### Your assignment
Copy every line from the records that holds the word "preview".
═════ Records shown ═════
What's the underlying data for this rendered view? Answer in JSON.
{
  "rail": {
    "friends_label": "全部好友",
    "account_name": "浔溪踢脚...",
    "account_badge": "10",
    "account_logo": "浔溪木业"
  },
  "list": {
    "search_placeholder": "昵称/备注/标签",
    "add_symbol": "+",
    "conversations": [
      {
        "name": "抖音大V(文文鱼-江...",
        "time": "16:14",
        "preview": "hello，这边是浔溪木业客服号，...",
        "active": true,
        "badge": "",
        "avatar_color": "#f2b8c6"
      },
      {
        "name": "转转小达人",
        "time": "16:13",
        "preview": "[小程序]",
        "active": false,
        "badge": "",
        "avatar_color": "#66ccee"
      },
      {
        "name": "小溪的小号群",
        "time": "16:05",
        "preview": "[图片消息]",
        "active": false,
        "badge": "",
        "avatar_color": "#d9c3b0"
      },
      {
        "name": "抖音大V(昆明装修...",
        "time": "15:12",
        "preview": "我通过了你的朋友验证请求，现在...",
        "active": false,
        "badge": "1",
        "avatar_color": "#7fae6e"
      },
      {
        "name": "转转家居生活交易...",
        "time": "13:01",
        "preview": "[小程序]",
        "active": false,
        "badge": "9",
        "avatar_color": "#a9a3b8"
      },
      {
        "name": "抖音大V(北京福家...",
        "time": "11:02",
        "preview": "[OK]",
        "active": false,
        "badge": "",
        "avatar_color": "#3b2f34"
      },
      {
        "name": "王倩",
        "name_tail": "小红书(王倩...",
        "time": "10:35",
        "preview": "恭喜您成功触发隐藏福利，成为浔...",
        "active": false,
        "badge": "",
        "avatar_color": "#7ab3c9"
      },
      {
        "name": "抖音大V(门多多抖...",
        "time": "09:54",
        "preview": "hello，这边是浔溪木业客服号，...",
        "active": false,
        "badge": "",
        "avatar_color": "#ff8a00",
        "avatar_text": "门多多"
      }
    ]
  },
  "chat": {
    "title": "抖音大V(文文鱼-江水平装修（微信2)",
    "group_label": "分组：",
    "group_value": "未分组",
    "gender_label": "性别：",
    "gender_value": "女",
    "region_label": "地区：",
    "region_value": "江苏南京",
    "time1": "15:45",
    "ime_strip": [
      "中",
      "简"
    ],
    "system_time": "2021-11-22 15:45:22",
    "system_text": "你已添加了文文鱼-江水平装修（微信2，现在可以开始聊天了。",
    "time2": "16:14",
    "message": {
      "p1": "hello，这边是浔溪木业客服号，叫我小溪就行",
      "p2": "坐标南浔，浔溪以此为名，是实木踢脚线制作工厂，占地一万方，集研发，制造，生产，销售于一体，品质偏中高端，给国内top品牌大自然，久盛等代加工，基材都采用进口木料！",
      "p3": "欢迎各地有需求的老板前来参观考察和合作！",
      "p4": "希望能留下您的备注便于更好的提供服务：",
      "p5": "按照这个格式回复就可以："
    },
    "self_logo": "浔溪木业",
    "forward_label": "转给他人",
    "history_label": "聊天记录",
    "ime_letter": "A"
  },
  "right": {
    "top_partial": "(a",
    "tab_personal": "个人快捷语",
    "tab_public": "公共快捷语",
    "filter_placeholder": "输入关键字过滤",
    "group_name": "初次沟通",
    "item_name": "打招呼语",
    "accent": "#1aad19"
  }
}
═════
### Output of the exercise
        "preview": "hello，这边是浔溪木业客服号，...",
        "preview": "[小程序]",
        "preview": "[图片消息]",
        "preview": "我通过了你的朋友验证请求，现在...",
        "preview": "[小程序]",
        "preview": "[OK]",
        "preview": "恭喜您成功触发隐藏福利，成为浔...",
        "preview": "hello，这边是浔溪木业客服号，...",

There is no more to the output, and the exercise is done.